There are Blacks who don’t see racism as the lone reason why after “four generations…their children are still stuck in underperforming schools,” and wonder why a large income gap still exists between Blacks and Whites in this country, continued Parker. In 1995, she started her own think tank, the Center for Urban Renewal and Education (CURE), now based in Washington, D.C. for the past 10 years.
“We look for all types of answers,” she said. “I knew we needed to develop new leaders, and that’s why I started CURE,” which was originally called the Coalition for Urban Renewal and Education.
Parker has spoken at over 190 colleges and universities on anti-poverty issue and authored four books: Pimps, Whores and Welfare Brats (1998); White Ghetto (2009); Uncle Sam’s Plantation (2010); and Blind Conceit (2015).
She’s finishing up her fifth book and hopes to publish it by Black History Month next February. It is loosely titled Necessary Noise, as a sequel to Uncle Sam’s Plantation: How Big Government Enslaves America’s Poor and What We Can Do About It, states the author. “It’s the next chapter to that book.”
“Some noise is necessary. People should understand that this is not a bad thing that these two sides (liberals and conservatives) don’t get along, because they see the world very differently. It’s up to us when we have the information from both sides, then choose,” Parker said.
Parker shared that she wasn’t always conservative.
“I once belonged on the left. I was very lost in my decisions on reckless living, engaged in criminal activity and sexual activity that led me in and out of abortion clinics,” she recalled. After almost four years dependent in poverty and on welfare, “a Christian conversion . . . changed my life. Then I began this journey toward the work I am doing today.”
Parker said that the country coming together is a myth. “You can’t have it both ways…big government and little government. One of the big challenges of the Black community is that they haven’t heard the other side.”
In her view, all Americans of all ethnicities will have to choose where they stand on issues — left or right. “I chose conservative.”
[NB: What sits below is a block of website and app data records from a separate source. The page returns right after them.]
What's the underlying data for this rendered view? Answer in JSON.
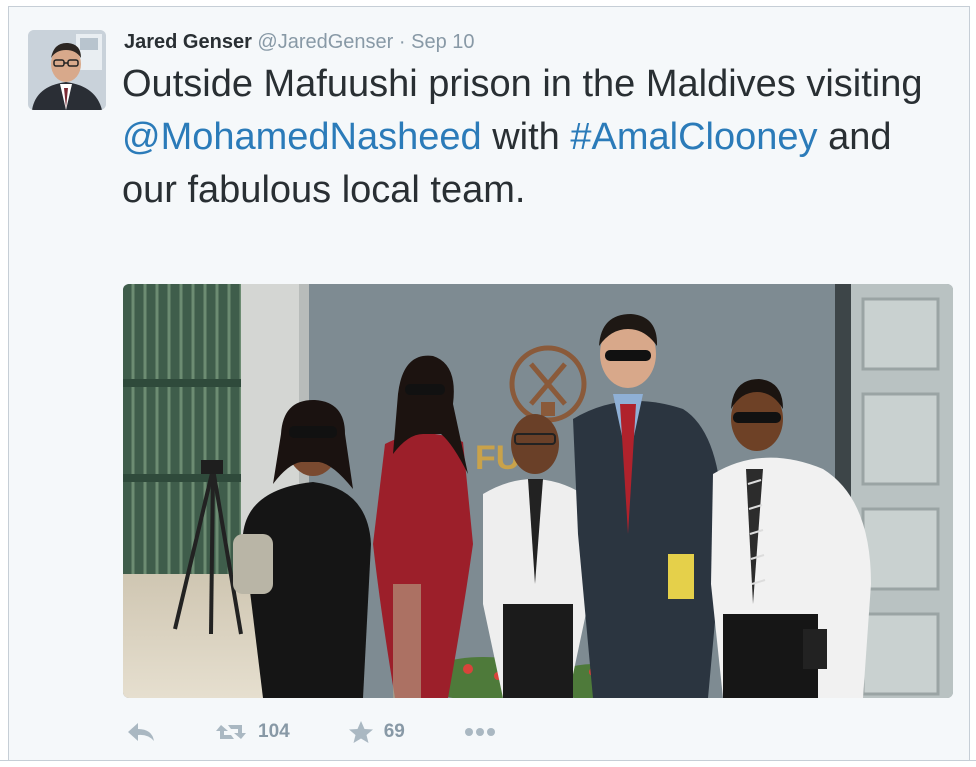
{
  "tweet": {
    "author_name": "Jared Genser",
    "author_handle": "@JaredGenser",
    "separator": "·",
    "date": "Sep 10",
    "text_parts": {
      "part1": "Outside Mafuushi prison in the Maldives visiting ",
      "mention": "@MohamedNasheed",
      "part2": " with ",
      "hashtag": "#AmalClooney",
      "part3": " and our fabulous local team."
    },
    "photo_sign_text": "FU"
  },
  "actions": {
    "reply": {
      "icon": "reply-icon"
    },
    "retweet": {
      "icon": "retweet-icon",
      "count": "104"
    },
    "favorite": {
      "icon": "star-icon",
      "count": "69"
    },
    "more": {
      "icon": "more-dots-icon"
    }
  },
  "colors": {
    "link": "#2b7bb9",
    "text": "#292f33",
    "muted": "#8899a6",
    "action_icon": "#aab8c2",
    "background": "#f5f8fa"
  }
}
The Center’s Nov. 7 lunch forum is open to the public; tickets are $30. For more information, go to American Experiment.org or call 612-584-4557.
Charles Hallman welcomes reader responses to firstname.lastname@example.org.